### What the task asks
Output a character-exact copy of the data, images removed.

*** Opening Record excerpts ***

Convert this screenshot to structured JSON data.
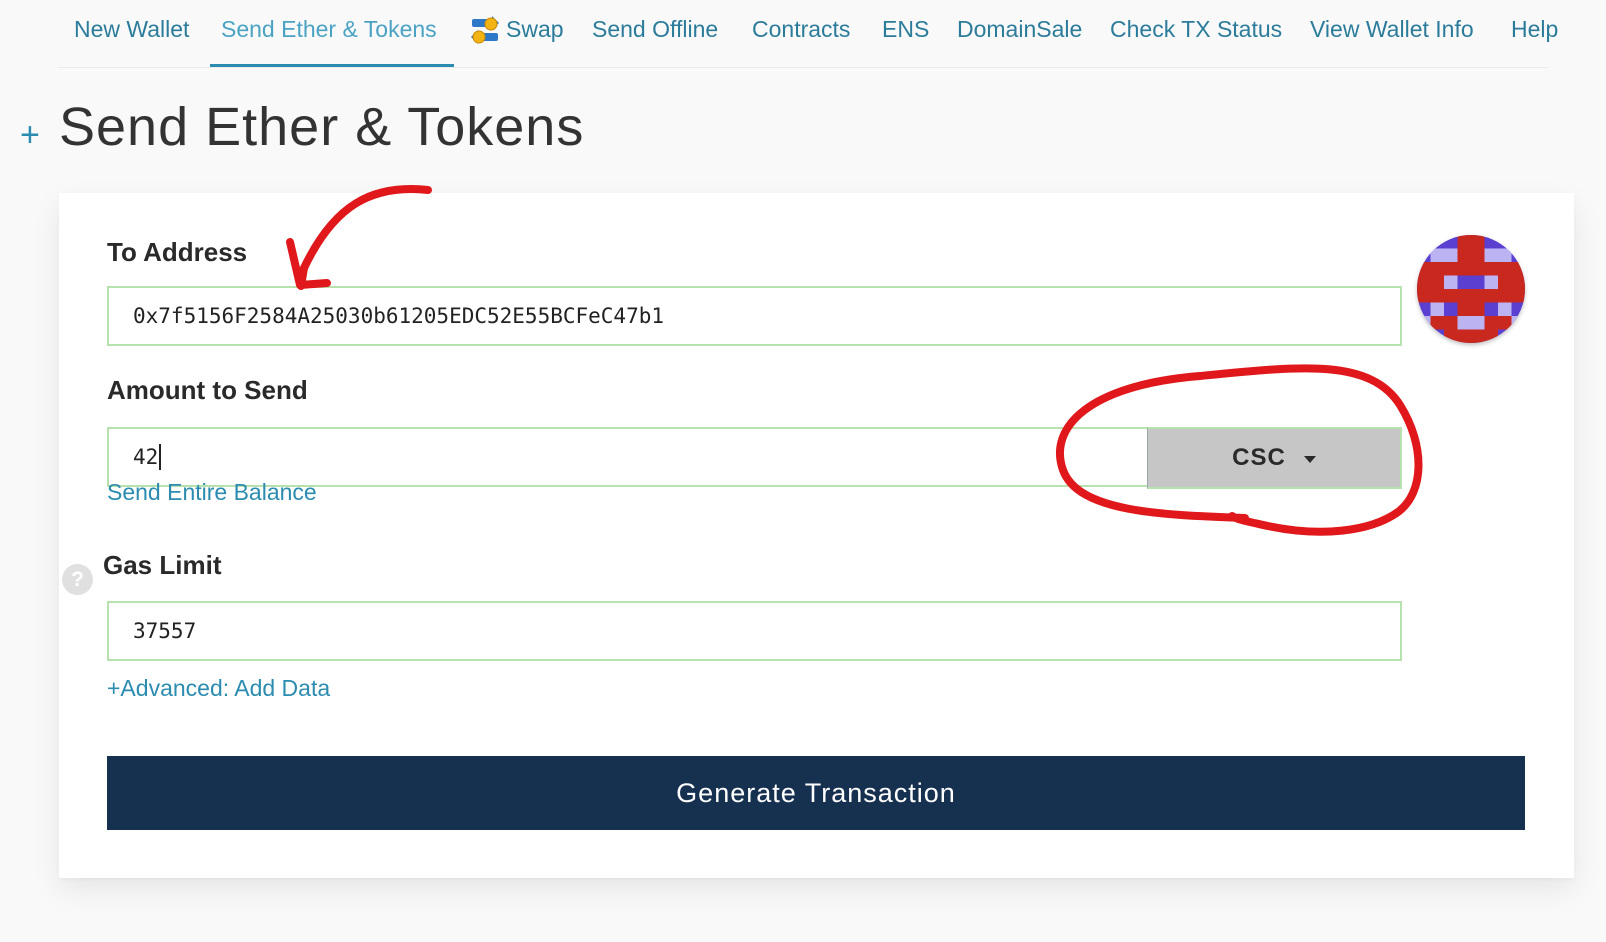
{
  "nav": {
    "items": [
      {
        "label": "New Wallet"
      },
      {
        "label": "Send Ether & Tokens"
      },
      {
        "label": "Swap"
      },
      {
        "label": "Send Offline"
      },
      {
        "label": "Contracts"
      },
      {
        "label": "ENS"
      },
      {
        "label": "DomainSale"
      },
      {
        "label": "Check TX Status"
      },
      {
        "label": "View Wallet Info"
      },
      {
        "label": "Help"
      }
    ],
    "active_index": 1,
    "swap_icon": "swap-arrows-icon"
  },
  "heading": {
    "expand_symbol": "+",
    "title": "Send Ether & Tokens"
  },
  "form": {
    "to_address": {
      "label": "To Address",
      "value": "0x7f5156F2584A25030b61205EDC52E55BCFeC47b1"
    },
    "amount": {
      "label": "Amount to Send",
      "value": "42",
      "token": "CSC",
      "send_entire_balance": "Send Entire Balance"
    },
    "gas_limit": {
      "label": "Gas Limit",
      "help_symbol": "?",
      "value": "37557"
    },
    "advanced_link": "+Advanced: Add Data",
    "generate_button": "Generate Transaction"
  },
  "colors": {
    "link": "#2b8cb0",
    "field_border_valid": "#b7e1ad",
    "primary_button": "#163050",
    "token_button": "#c6c6c6",
    "annotation": "#e0181c",
    "identicon_blue": "#5a3fd0",
    "identicon_red": "#c8281e",
    "identicon_light": "#bcb4f2"
  },
  "annotations": [
    "red-arrow-pointing-to-address",
    "red-circle-around-token-selector"
  ]
}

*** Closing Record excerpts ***

### Solution for this exercise
Convert this screenshot to structured JSON data.
{
  "nav": {
    "items": [
      {
        "label": "New Wallet"
      },
      {
        "label": "Send Ether & Tokens"
      },
      {
        "label": "Swap"
      },
      {
        "label": "Send Offline"
      },
      {
        "label": "Contracts"
      },
      {
        "label": "ENS"
      },
      {
        "label": "DomainSale"
      },
      {
        "label": "Check TX Status"
      },
      {
        "label": "View Wallet Info"
      },
      {
        "label": "Help"
      }
    ],
    "active_index": 1,
    "swap_icon": "swap-arrows-icon"
  },
  "heading": {
    "expand_symbol": "+",
    "title": "Send Ether & Tokens"
  },
  "form": {
    "to_address": {
      "label": "To Address",
      "value": "0x7f5156F2584A25030b61205EDC52E55BCFeC47b1"
    },
    "amount": {
      "label": "Amount to Send",
      "value": "42",
      "token": "CSC",
      "send_entire_balance": "Send Entire Balance"
    },
    "gas_limit": {
      "label": "Gas Limit",
      "help_symbol": "?",
      "value": "37557"
    },
    "advanced_link": "+Advanced: Add Data",
    "generate_button": "Generate Transaction"
  },
  "colors": {
    "link": "#2b8cb0",
    "field_border_valid": "#b7e1ad",
    "primary_button": "#163050",
    "token_button": "#c6c6c6",
    "annotation": "#e0181c",
    "identicon_blue": "#5a3fd0",
    "identicon_red": "#c8281e",
    "identicon_light": "#bcb4f2"
  },
  "annotations": [
    "red-arrow-pointing-to-address",
    "red-circle-around-token-selector"
  ]
}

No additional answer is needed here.